(Data entries)
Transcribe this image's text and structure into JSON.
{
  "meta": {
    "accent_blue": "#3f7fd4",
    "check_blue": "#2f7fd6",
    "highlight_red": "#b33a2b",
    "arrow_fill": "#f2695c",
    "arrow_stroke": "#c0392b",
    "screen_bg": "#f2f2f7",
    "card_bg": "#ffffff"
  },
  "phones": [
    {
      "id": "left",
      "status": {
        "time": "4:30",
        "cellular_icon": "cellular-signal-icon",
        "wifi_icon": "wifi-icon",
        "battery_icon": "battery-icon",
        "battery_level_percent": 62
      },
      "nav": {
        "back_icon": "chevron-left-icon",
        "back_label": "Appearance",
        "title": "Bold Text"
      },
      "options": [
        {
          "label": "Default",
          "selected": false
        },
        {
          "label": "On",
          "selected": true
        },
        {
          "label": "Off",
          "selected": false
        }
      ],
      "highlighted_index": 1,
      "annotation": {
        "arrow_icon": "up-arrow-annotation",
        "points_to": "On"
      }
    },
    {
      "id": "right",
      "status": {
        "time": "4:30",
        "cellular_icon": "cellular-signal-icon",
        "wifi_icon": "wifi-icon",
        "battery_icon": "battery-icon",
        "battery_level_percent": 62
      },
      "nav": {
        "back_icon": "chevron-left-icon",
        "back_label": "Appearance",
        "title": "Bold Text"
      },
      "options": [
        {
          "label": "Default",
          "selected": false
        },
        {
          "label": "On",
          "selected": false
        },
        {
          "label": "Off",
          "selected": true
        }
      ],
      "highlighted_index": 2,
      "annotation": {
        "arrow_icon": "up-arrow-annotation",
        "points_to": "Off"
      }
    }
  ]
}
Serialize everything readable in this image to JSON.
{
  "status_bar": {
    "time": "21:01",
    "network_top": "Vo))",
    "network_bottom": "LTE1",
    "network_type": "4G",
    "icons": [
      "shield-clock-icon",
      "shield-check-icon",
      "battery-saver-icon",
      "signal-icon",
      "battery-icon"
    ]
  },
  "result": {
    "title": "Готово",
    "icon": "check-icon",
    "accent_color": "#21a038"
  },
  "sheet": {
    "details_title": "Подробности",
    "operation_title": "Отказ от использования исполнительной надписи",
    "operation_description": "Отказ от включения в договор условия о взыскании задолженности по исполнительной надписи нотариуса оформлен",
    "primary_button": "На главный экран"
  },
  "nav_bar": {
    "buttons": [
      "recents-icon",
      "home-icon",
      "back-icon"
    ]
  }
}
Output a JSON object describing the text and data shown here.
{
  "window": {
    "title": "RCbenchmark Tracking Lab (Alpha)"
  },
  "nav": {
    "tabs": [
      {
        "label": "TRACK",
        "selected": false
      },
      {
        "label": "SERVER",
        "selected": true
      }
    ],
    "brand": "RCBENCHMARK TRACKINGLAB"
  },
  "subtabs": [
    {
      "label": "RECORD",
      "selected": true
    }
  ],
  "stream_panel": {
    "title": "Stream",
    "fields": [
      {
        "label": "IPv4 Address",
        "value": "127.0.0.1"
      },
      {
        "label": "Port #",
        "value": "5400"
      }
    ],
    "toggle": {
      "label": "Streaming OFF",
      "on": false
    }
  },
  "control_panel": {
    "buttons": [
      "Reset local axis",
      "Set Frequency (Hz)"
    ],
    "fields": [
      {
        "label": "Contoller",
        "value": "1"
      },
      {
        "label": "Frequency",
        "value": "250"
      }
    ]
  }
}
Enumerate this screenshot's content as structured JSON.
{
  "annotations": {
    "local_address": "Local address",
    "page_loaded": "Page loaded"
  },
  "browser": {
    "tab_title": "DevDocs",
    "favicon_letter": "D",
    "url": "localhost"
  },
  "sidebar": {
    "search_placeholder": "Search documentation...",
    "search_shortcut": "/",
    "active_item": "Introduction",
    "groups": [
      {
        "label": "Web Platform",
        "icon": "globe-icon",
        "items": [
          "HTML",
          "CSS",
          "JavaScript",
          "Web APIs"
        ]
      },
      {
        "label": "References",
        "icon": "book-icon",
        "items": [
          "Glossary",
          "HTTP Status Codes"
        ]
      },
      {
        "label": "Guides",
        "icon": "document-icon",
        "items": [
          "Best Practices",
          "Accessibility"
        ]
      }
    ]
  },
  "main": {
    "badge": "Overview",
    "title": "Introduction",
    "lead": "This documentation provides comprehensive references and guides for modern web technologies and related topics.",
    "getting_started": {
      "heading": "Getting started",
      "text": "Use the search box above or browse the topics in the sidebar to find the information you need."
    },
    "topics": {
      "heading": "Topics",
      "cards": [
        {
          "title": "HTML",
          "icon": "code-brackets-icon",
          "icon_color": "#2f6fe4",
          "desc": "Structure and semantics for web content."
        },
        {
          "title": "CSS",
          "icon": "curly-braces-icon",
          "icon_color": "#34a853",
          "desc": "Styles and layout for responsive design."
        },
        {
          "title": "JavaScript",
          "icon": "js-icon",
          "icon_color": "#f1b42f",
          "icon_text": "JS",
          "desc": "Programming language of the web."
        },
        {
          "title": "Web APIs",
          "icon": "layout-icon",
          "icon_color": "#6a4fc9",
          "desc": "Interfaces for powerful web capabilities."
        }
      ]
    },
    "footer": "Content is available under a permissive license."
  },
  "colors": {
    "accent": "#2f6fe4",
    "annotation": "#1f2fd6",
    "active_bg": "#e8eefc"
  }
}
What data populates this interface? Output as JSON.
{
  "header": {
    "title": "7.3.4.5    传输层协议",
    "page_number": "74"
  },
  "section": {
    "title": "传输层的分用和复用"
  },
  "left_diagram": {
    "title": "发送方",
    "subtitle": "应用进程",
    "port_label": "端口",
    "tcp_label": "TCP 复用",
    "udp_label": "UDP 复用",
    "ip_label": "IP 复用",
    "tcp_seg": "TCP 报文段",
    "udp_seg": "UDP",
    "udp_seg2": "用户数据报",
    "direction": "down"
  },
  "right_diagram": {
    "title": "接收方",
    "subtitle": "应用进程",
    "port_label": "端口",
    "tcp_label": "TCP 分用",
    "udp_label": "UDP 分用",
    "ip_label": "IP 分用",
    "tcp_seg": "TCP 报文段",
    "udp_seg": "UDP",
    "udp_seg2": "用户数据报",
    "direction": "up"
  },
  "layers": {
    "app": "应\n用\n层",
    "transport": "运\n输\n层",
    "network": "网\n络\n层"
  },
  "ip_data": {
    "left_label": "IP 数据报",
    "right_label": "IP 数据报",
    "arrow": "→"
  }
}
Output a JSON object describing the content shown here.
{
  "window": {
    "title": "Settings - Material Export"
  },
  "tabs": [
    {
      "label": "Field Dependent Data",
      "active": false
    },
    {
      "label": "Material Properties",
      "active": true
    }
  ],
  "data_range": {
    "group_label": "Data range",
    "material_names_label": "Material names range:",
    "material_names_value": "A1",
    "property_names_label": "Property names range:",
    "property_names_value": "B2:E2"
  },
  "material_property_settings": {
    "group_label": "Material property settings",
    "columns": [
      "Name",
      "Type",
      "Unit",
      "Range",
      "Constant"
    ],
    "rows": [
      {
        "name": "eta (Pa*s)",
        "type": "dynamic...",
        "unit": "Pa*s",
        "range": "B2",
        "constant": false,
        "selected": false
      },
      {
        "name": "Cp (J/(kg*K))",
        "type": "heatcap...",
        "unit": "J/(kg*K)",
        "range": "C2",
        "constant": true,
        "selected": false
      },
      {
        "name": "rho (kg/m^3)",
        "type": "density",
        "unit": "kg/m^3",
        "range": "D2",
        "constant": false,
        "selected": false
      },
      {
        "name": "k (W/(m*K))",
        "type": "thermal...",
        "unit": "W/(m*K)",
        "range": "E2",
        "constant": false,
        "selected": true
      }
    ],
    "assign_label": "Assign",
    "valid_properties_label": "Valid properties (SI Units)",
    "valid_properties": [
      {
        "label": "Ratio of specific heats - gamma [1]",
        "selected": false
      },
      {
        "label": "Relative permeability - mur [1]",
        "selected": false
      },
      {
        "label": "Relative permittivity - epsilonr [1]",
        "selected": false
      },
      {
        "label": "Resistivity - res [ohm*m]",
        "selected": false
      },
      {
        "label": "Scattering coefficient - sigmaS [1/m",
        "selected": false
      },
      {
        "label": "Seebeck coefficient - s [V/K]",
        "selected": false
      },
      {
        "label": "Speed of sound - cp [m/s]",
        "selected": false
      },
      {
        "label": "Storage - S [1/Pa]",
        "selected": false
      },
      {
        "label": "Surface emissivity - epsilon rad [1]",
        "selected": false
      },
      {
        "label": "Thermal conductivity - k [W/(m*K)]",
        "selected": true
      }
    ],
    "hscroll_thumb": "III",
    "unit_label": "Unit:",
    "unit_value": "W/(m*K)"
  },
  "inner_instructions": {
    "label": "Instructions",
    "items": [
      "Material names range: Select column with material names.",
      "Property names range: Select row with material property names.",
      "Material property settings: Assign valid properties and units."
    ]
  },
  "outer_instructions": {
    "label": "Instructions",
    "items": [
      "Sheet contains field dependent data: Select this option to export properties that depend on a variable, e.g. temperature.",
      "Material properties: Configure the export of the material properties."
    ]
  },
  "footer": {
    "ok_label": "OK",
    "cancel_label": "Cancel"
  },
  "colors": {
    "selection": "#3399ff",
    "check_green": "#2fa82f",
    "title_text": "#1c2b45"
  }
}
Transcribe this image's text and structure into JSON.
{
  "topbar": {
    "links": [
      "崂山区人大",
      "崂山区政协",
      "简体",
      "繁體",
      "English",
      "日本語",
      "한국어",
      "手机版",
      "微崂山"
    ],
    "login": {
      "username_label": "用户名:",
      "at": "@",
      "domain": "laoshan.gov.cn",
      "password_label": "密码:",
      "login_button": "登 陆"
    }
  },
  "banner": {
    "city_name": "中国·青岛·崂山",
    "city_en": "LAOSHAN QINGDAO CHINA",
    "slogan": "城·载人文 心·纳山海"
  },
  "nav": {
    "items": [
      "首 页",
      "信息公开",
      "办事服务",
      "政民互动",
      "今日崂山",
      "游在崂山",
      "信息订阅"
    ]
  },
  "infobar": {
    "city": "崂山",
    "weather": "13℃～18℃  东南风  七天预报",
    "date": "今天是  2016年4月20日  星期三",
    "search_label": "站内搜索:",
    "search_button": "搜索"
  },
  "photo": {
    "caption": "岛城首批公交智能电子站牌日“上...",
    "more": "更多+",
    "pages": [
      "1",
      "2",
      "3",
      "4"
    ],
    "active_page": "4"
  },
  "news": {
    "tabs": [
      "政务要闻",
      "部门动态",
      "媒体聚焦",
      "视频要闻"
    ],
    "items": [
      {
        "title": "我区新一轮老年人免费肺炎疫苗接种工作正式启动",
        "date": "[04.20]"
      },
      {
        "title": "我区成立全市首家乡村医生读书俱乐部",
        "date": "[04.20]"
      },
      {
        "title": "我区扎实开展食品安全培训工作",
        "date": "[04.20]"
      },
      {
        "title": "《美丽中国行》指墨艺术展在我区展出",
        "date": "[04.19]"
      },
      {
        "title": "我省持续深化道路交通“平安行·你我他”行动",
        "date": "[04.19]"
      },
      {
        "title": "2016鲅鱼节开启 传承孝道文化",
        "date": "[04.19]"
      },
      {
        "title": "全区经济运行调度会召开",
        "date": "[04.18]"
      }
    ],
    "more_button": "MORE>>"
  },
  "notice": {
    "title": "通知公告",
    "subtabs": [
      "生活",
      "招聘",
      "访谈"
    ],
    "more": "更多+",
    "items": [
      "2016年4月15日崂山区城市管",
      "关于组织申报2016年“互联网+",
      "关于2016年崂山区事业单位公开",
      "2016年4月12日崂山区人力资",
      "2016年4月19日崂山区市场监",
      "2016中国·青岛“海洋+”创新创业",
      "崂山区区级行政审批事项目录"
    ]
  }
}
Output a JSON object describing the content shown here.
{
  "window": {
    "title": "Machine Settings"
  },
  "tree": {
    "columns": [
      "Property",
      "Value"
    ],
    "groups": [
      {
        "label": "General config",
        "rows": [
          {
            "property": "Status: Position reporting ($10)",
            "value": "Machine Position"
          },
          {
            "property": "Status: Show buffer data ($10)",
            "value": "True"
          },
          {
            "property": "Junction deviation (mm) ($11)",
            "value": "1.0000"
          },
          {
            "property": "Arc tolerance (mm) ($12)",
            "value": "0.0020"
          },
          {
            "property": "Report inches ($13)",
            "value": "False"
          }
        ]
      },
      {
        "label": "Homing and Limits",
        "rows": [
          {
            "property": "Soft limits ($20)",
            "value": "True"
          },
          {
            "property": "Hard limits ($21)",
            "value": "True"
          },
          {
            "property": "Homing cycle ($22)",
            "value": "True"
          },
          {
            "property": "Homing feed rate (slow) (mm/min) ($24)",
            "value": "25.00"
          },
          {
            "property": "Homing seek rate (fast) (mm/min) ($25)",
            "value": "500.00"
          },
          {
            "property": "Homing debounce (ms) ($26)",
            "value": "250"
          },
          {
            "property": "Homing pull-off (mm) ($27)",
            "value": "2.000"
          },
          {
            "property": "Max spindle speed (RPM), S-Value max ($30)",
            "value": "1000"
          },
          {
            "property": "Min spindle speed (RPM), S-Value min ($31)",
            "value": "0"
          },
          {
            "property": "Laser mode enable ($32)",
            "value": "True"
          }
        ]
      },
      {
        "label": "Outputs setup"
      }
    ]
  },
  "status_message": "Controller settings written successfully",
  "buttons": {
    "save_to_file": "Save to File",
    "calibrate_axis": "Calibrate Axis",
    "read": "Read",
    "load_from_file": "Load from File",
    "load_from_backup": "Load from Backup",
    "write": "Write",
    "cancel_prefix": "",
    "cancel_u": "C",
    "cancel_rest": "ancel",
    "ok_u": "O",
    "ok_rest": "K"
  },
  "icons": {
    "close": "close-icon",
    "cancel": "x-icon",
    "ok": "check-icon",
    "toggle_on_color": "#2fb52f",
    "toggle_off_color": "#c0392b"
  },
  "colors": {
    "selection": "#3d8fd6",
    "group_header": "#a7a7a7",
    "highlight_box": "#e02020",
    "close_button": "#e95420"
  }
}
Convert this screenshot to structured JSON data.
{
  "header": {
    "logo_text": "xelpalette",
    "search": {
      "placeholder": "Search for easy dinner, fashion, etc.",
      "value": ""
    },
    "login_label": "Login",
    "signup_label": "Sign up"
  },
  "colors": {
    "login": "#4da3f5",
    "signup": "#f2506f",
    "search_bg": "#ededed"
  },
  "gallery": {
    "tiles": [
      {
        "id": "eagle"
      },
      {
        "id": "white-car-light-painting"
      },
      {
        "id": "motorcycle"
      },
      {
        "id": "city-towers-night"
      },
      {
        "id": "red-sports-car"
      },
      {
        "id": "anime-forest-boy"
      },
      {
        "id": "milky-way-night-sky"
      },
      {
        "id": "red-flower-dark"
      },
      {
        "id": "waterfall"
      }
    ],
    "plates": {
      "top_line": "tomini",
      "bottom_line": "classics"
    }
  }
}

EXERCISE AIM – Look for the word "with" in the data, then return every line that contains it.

WRITTEN RESPONSE –
      "Material names range: Select column with material names.",
      "Property names range: Select row with material property names.",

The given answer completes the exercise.